This report should raise a red flag for other jurisdictions considering legalising euthanasia.
In the lead speech opposing the Voluntary Assisted Dying Bill 2019 which would legalise euthanasia and assisted suicide in Western Australia, the Hon Nick Goiran powerfully enunciated the case that it was impossible to create a scheme which could guarantee that there would be no wrongful deaths due to medical errors, elder abuse and patient steering and a lack of equitable access to palliative care.
In a report released on 9 October 2019 entitled "the dangers of assisted laws" the (US) National Council on Disability has reiterated its longstanding opposition to legalising assisted suicide or euthanasia, concluding after a comprehensive review of the available evidence that:
States should not legalize any form of assisted suicide or active euthanasia, whether called by these terms or any other terms. States must, rather, ensure a strong healthcare system that includes LTSS [long-term services and supports] for all, including people with disabilities with or without a terminal prognosis; ensure that people with disabilities are protected from discrimination; and provide services that enable independent living and supported self-determination for people with disabilities.
In the final three days of consideration in detail of Western Australia’s Voluntary Assisted Dying Bill 2019, from 17 to 19 September 2019, like the three wise monkeys, the Minister for Health, Roger Cook would see no evil (ignoring real risks of wrongful deaths); the Attorney-General John Quigley would hear no evil (ridiculing members asking probing questions) and the Premier, Mark McGowan would speak no evil (inadvertently admitting taking a poison under his bill IS suicide).
The district court in the Hague has ruled that a person with dementia may be euthanased even if the person is actively resisting the process provided that an advanced directive requesting euthanasia was completed when the person was considered competent.
The case involved a 74 year old woman whose coffee was drugged and who was forcibly restrained by family members while a doctor administered a lethal injection. She had said just a few days before that she didn't want to die.
However, the Court ruled that as she was now demented neither her contemporary expressions of a desire to live nor her active resistance were of any legal value. They were trumped by her previous written declaration.

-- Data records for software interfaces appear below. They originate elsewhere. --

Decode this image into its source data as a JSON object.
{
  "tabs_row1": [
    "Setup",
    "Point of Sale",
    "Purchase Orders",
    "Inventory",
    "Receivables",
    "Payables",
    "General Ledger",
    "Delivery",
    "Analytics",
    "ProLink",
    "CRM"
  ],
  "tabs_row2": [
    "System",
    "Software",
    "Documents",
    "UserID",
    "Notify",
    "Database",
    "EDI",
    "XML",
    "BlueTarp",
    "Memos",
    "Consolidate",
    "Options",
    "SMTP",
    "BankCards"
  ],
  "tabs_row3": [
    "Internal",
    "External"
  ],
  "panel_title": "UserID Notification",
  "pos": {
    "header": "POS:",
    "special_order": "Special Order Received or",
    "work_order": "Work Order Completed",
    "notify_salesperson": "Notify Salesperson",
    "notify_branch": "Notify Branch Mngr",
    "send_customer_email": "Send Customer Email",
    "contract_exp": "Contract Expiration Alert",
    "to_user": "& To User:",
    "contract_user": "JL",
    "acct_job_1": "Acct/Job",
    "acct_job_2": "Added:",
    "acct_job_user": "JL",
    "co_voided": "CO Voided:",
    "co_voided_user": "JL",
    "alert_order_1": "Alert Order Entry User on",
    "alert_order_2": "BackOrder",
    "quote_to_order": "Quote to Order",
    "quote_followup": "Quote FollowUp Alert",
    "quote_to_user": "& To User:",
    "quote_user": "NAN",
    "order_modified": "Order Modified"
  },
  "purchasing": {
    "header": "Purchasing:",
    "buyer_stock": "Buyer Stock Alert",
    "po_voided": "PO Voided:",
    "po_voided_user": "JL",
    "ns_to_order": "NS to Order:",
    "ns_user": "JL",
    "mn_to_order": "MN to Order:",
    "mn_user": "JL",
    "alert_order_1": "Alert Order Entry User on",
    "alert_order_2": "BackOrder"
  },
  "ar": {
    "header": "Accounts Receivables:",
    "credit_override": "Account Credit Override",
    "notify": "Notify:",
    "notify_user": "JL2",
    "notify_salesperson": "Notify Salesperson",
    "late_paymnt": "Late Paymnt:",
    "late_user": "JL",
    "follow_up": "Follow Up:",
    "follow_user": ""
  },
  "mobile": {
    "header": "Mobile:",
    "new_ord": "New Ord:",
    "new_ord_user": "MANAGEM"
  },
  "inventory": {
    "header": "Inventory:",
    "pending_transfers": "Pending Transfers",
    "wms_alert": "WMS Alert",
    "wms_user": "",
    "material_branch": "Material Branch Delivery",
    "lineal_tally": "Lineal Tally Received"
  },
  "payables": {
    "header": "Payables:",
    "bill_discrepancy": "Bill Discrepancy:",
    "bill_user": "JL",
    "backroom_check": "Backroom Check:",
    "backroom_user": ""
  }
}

The Hansard of the debate on Western Australia's assisted suicide and euthanasia bill discloses the following insights from the three man tag wrestling team of Labor ministers attempting in an all-night sitting to explain and justify this Bill with its alleged 102 safeguards.
Premier Mark McGowan confirmed that there will be absolutely no oversight by the Review Board of the appropriateness of any referral made by either of the two assessing doctors to third parties to determine the decision making capacity of the person; whether the person is being coerced or not; or the diagnosis and prognosis of a terminal illness.
The Premier also explained that the person did not have to be told about the "plan in respect of the administration of" the lethal poison but that this could be arranged between, for example, the doctor and "the husband" of "an elderly wife".
The Premier seemed confused as to whether the lethal poison would always kill or not (there have been 8 cases in Oregon where it didn't kill the person).
This entire clause is about providing the patient with as much information as possible about all the matters contained within it. One of them is to advise the patient that if they take the substance, the very likely outcome is that they will pass away. I suppose there is a need to inform the patient that they are going to die, but there is a very slim chance that the substance may not work in whatever circumstance it might be. It is just to be totally clear with the patient that, if they take the substance, they will pass away.
Which is it Premier?: "very likely they will pass away"; "very slim chance it may not work" or "they will pass away"???